═════ Information supplied
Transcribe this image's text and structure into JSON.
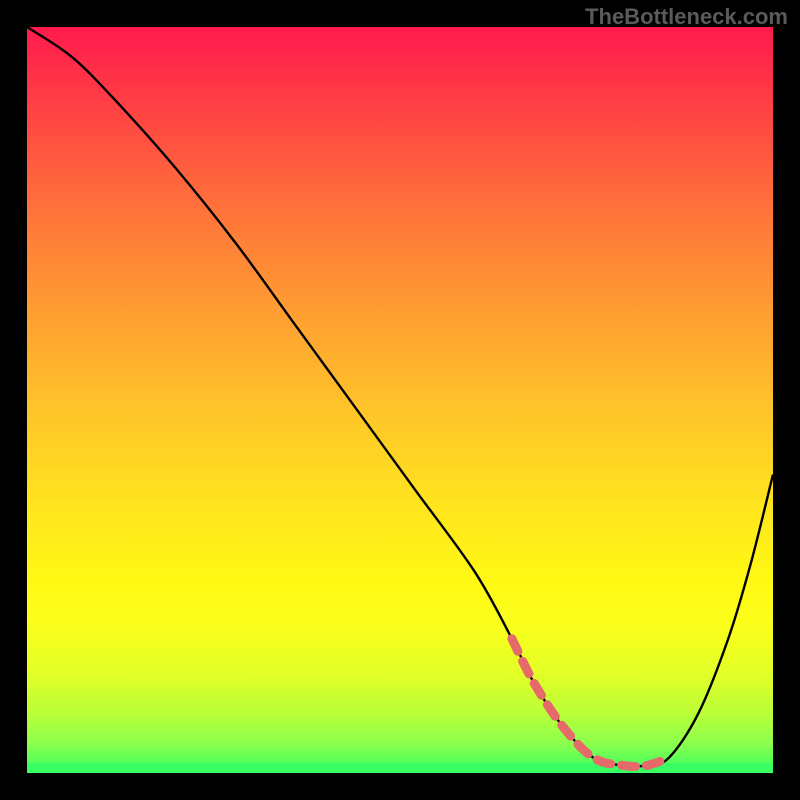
{
  "watermark": "TheBottleneck.com",
  "chart_data": {
    "type": "line",
    "title": "",
    "xlabel": "",
    "ylabel": "",
    "xlim": [
      0,
      100
    ],
    "ylim": [
      0,
      100
    ],
    "series": [
      {
        "name": "bottleneck-curve",
        "x": [
          0,
          6,
          12,
          20,
          28,
          36,
          44,
          52,
          60,
          65,
          68,
          72,
          76,
          80,
          83,
          86,
          90,
          94,
          97,
          100
        ],
        "y": [
          100,
          96,
          90,
          81,
          71,
          60,
          49,
          38,
          27,
          18,
          12,
          6,
          2,
          1,
          1,
          2,
          8,
          18,
          28,
          40
        ]
      }
    ],
    "highlight_range_x": [
      66,
      85
    ],
    "optimal_x": 78,
    "gradient_stops": [
      {
        "pos": 0,
        "color": "#ff1a4d"
      },
      {
        "pos": 7,
        "color": "#ff3347"
      },
      {
        "pos": 16,
        "color": "#ff5440"
      },
      {
        "pos": 28,
        "color": "#ff7e38"
      },
      {
        "pos": 39,
        "color": "#ffa031"
      },
      {
        "pos": 52,
        "color": "#ffc629"
      },
      {
        "pos": 64,
        "color": "#ffe41e"
      },
      {
        "pos": 74,
        "color": "#fff814"
      },
      {
        "pos": 80,
        "color": "#fbff1a"
      },
      {
        "pos": 87,
        "color": "#e0ff28"
      },
      {
        "pos": 92,
        "color": "#baff38"
      },
      {
        "pos": 96,
        "color": "#8cff4d"
      },
      {
        "pos": 100,
        "color": "#39ff62"
      }
    ],
    "highlight_color": "#e66a6a",
    "curve_color": "#000000"
  }
}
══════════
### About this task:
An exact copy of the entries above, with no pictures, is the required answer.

### Task response:
Transcribe this image's text and structure into JSON.
{
  "watermark": "TheBottleneck.com",
  "chart_data": {
    "type": "line",
    "title": "",
    "xlabel": "",
    "ylabel": "",
    "xlim": [
      0,
      100
    ],
    "ylim": [
      0,
      100
    ],
    "series": [
      {
        "name": "bottleneck-curve",
        "x": [
          0,
          6,
          12,
          20,
          28,
          36,
          44,
          52,
          60,
          65,
          68,
          72,
          76,
          80,
          83,
          86,
          90,
          94,
          97,
          100
        ],
        "y": [
          100,
          96,
          90,
          81,
          71,
          60,
          49,
          38,
          27,
          18,
          12,
          6,
          2,
          1,
          1,
          2,
          8,
          18,
          28,
          40
        ]
      }
    ],
    "highlight_range_x": [
      66,
      85
    ],
    "optimal_x": 78,
    "gradient_stops": [
      {
        "pos": 0,
        "color": "#ff1a4d"
      },
      {
        "pos": 7,
        "color": "#ff3347"
      },
      {
        "pos": 16,
        "color": "#ff5440"
      },
      {
        "pos": 28,
        "color": "#ff7e38"
      },
      {
        "pos": 39,
        "color": "#ffa031"
      },
      {
        "pos": 52,
        "color": "#ffc629"
      },
      {
        "pos": 64,
        "color": "#ffe41e"
      },
      {
        "pos": 74,
        "color": "#fff814"
      },
      {
        "pos": 80,
        "color": "#fbff1a"
      },
      {
        "pos": 87,
        "color": "#e0ff28"
      },
      {
        "pos": 92,
        "color": "#baff38"
      },
      {
        "pos": 96,
        "color": "#8cff4d"
      },
      {
        "pos": 100,
        "color": "#39ff62"
      }
    ],
    "highlight_color": "#e66a6a",
    "curve_color": "#000000"
  }
}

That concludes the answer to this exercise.